During the Challenge, we monitored indoor and outdoor air quality to get some sense of the impact
Tinted stove pipe donated by Olympia Chimney, 
showing mostly invisible smoke during the event
Photo: Kittner/BNL

from 9 – 13 wood and pellet stoves operating under one roof.  We used a Thermo Scientific PDF1500, an Speck PM monitor and a Purple Air monitor.  Results were mixed, with most indoor readings between 20 - 35 micrograms per cubic meter, but with far higher spikes.  Outdoor numbers were usually around
Les Otten, right, with Maine Energy Systems
Okofen Pelletmatic E-max CHP unit. Photo: MYSys
10 micrograms per cubic meter. Often the Speck showed  moderate to elevated inside the tent, but on several occasions, prototype stoves released excessive smoke into the tent – and outside of it.  We will issue a more detailed report on this. 
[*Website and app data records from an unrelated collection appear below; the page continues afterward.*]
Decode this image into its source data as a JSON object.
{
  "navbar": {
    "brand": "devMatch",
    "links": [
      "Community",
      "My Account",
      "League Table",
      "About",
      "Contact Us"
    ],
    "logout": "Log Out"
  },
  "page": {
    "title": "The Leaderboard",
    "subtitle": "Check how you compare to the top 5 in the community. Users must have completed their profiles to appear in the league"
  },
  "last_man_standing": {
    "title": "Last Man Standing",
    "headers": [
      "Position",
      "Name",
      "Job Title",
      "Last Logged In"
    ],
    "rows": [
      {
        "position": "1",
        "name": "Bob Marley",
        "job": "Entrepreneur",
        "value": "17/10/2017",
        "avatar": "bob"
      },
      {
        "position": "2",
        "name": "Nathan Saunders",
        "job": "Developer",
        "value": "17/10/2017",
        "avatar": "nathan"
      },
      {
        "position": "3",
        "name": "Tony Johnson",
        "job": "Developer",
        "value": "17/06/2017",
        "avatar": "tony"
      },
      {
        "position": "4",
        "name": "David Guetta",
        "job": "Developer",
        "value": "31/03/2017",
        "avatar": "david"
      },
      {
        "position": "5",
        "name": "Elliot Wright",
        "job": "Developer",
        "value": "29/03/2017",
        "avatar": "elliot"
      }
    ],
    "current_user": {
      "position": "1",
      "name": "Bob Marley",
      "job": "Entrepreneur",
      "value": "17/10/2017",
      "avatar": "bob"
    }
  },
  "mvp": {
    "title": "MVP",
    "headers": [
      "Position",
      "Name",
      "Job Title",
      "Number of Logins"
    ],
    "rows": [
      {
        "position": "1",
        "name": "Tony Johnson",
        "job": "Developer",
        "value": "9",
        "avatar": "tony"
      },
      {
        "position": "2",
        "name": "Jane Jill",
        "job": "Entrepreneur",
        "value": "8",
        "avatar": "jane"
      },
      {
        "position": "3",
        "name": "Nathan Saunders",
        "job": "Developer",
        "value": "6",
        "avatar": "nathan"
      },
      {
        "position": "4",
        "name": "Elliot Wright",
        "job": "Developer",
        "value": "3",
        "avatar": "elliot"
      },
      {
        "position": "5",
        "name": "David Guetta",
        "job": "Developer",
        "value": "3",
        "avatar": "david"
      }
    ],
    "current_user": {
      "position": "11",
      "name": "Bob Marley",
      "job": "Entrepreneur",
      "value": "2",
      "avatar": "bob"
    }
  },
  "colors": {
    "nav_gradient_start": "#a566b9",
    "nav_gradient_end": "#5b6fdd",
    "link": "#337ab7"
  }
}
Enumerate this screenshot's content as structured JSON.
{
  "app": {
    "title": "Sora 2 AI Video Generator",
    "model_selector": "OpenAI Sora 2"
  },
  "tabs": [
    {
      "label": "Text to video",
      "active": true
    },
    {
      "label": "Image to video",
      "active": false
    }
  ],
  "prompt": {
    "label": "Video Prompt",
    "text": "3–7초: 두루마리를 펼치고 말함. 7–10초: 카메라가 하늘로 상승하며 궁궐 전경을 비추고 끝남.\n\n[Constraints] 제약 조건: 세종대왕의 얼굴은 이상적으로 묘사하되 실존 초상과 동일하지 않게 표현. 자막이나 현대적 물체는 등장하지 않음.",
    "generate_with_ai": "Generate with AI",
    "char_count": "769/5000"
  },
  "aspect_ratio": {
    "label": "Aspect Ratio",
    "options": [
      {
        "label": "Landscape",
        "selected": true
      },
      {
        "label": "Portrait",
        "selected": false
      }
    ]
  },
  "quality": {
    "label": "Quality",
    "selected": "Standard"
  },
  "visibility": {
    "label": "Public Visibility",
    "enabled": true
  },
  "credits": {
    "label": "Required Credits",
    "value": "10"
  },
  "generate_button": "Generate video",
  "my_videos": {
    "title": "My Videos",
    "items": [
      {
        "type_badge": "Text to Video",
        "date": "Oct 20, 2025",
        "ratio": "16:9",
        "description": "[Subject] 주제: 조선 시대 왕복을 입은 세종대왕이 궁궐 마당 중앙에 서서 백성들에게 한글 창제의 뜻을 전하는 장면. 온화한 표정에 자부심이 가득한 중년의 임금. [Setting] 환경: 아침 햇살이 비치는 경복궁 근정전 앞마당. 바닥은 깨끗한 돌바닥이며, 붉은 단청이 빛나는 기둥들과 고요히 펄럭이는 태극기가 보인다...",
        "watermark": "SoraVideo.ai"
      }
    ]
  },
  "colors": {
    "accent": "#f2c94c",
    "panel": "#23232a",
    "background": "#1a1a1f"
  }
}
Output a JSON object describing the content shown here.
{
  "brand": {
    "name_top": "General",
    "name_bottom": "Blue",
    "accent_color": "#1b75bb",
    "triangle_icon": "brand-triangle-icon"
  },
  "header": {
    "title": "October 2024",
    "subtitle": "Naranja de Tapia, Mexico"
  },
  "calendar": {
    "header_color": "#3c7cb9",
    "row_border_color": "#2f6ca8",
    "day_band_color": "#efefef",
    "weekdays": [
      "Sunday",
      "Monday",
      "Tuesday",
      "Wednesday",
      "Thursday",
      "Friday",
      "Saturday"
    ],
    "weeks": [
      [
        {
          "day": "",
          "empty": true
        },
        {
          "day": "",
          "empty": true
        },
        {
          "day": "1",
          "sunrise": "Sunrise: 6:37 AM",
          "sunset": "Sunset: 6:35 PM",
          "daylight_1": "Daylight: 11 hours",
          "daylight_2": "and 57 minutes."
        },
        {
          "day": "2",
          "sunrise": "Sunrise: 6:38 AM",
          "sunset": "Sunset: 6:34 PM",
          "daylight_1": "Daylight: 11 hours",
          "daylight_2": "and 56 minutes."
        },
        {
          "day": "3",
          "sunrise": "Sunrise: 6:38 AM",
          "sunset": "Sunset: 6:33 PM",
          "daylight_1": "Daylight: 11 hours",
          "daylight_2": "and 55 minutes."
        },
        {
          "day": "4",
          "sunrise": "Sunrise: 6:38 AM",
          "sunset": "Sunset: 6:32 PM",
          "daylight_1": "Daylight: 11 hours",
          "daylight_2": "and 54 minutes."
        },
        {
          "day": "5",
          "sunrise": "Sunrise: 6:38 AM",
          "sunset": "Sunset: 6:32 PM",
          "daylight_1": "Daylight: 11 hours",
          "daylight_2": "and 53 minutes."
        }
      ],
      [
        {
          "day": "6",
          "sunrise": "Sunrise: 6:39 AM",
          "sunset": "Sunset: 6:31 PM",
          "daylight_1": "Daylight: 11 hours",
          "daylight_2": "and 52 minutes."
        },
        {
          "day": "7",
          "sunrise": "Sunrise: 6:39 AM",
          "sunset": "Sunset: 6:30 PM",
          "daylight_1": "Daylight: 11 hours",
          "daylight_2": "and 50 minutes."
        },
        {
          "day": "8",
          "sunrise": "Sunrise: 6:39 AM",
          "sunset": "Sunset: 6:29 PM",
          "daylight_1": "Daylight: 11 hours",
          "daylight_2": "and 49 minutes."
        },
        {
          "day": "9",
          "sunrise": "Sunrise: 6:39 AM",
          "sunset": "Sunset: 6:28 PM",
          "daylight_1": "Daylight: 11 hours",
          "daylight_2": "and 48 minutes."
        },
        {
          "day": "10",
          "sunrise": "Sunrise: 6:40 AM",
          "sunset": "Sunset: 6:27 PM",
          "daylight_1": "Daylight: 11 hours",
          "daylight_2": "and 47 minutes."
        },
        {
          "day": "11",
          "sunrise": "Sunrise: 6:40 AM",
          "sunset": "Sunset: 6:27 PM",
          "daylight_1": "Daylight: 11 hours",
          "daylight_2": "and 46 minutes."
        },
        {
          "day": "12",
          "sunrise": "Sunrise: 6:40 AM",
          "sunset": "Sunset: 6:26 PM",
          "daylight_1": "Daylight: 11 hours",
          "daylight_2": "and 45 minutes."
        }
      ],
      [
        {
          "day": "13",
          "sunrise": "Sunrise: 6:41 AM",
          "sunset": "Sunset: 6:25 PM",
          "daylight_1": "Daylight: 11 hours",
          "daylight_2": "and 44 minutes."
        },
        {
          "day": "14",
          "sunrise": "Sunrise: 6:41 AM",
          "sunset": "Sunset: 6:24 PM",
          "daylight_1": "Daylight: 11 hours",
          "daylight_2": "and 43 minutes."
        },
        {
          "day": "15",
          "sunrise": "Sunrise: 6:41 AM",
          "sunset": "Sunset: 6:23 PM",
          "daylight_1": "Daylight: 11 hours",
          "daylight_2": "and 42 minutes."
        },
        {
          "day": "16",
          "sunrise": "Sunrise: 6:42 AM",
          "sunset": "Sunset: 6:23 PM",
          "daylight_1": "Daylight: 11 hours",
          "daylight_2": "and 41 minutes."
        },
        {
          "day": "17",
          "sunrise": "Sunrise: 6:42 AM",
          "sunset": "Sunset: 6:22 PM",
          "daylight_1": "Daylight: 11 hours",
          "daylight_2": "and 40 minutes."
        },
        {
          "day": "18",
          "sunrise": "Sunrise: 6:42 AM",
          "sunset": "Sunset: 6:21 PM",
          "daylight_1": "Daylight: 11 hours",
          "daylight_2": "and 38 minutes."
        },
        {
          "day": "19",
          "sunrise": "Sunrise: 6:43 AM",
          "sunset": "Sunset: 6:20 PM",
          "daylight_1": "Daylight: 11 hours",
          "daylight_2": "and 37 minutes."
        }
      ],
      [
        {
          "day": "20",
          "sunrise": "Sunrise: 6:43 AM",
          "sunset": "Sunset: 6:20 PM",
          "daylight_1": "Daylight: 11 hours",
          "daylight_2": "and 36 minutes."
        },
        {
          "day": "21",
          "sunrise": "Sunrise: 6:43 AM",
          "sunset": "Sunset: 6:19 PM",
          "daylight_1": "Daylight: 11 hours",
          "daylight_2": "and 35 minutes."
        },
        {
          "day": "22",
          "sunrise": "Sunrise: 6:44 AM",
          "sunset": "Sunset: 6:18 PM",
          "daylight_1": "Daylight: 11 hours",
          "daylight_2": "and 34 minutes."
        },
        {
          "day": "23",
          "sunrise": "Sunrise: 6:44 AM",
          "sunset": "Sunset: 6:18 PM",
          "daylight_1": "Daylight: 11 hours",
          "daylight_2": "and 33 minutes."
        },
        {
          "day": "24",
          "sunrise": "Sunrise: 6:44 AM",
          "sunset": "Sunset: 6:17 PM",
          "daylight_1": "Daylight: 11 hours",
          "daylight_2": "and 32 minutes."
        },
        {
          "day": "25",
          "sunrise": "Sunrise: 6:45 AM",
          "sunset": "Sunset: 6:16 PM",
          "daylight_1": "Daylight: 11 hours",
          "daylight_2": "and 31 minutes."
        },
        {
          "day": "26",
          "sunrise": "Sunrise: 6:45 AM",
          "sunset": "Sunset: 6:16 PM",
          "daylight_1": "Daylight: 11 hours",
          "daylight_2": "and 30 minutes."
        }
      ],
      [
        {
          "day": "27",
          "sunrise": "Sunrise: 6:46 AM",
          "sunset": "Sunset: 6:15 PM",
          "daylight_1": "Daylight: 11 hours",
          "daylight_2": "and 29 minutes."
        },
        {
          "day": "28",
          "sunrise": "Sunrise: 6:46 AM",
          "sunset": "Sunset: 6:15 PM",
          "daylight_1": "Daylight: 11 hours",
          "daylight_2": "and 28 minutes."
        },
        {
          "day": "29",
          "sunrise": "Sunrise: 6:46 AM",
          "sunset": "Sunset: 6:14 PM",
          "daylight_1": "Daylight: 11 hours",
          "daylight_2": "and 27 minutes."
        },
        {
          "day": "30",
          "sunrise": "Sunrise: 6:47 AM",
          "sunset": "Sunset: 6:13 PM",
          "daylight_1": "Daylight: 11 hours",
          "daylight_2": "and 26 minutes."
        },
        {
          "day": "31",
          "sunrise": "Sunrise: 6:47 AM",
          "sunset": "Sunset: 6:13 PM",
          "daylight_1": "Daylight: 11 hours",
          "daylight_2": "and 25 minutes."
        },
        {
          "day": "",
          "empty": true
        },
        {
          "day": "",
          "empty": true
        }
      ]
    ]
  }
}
A note of gratitude

Julie Tucker of the USDA Forest Service, with
DOE's Jonathan Male and  AGH's John Ackerly
Photo: Kittner/BNL
 The Wood Stove Design Challenge is a collaborative process involving three major donors - the Department of Energy's Bioenergy Technology Office, New York State Energy Research and Development Authority and Osprey Foundation- and scores of in-kind and volunteer partners.  Olympia
Chimney and Masonry Heater Association were key in-kind partners, along contributions by West Penn Power Sustainable Energy Fund, HPBA, Schott-Robax, Lignetics, Chimney Safety Institute of America, Society for American Foresters, National Fireplace Institute, Catalytic Hearth Coalition, Biolite local sweeps and installers and others were key in enabling the event to occur.